Roumania—Hungary. On April 22 Hungary declared a war of defense against Roumania. On April 25th, Hungary asked an armistice, but refused terms offered on May 8th. Negotiations for armistice continued and a truce was established on May 10th. New York Times, April 22, May 2, 3, 9, 1919; Current History, 10 (Pt. i):433. Fighting continued, and on August 4th, Roumanian troops occupied Budapest. London Times, August 7, 1919. On August 7th, the United States sent ultimatum to Roumania demanding withdrawal of severe armistice terms on pain of cessation of shipment of food to Roumania. Washington Post, August 8, 1919. Between August 6th and August 31st notes were exchanged between the Peace Conference and Roumania, the latter still occupying Hungary. Texts of notes exchanged: London Times, August 11, 15, 16, 28, 1919; Washington Post, August 15, 1919; Current History, 10 (Pt. 2) :480; Review of Reviews, 60:379.

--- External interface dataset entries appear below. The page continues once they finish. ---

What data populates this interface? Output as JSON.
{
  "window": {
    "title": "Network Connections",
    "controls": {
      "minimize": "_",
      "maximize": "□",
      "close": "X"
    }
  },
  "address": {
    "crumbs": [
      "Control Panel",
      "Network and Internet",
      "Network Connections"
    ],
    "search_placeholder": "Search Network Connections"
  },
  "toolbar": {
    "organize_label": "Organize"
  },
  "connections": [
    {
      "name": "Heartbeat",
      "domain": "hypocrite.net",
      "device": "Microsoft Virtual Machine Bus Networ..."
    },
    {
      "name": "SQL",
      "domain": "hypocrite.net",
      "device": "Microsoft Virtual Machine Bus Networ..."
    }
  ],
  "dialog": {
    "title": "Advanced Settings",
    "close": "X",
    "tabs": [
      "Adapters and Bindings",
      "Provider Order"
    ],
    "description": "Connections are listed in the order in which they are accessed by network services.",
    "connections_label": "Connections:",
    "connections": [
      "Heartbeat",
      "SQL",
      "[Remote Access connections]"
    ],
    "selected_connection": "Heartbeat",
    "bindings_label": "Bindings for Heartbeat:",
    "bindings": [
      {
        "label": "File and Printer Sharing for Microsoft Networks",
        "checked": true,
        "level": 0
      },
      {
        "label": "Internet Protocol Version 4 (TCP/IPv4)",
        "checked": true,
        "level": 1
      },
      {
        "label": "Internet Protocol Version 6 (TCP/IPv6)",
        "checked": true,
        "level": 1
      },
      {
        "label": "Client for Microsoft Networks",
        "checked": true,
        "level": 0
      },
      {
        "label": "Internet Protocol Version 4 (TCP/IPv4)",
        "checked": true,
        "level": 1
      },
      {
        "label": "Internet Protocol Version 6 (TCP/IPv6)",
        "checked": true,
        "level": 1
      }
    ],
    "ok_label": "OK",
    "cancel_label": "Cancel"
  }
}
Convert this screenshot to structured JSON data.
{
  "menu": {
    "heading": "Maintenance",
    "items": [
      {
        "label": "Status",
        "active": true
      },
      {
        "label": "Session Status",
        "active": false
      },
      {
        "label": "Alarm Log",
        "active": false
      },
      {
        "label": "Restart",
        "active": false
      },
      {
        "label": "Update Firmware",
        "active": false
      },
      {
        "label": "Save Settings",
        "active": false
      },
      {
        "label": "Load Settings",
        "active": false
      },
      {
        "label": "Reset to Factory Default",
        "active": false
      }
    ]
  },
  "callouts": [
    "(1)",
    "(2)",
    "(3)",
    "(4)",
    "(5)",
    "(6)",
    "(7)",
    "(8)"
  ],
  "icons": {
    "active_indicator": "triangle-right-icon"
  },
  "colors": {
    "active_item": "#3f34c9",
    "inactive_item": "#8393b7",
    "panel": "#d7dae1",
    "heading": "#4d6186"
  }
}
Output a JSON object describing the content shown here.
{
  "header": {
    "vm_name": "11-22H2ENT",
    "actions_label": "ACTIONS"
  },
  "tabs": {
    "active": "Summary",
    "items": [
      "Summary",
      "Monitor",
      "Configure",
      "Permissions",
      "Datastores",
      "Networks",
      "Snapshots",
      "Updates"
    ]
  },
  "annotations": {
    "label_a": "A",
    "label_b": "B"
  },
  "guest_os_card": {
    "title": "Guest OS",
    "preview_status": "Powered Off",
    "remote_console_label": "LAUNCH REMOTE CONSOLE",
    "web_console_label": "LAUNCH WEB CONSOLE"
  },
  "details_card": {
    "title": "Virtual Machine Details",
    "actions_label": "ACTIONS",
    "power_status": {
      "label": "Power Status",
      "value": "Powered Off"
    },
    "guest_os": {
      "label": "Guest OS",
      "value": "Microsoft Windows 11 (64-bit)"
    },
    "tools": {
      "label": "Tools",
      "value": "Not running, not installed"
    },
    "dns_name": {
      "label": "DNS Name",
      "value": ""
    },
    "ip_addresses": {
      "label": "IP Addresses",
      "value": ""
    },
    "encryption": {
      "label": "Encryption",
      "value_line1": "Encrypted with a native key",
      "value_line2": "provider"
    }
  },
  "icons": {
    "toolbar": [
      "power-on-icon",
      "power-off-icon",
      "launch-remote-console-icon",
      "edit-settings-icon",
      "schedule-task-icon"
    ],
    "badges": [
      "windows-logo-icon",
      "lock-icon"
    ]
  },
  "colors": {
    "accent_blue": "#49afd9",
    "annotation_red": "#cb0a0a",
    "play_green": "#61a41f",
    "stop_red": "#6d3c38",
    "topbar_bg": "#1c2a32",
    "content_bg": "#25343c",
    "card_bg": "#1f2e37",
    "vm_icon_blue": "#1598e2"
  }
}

22 Egypt. United States recognized British protectorate. Current
History, 10 (Pt. i):427; New York Times, April 26, 1919; London Times, April 25, 1919. 28 League Of Nations. Created by the adoption of the revised Covenant at the Fifth Plenary Session of the Peace Conference. Text: London Times, April 29, 1919; Supplement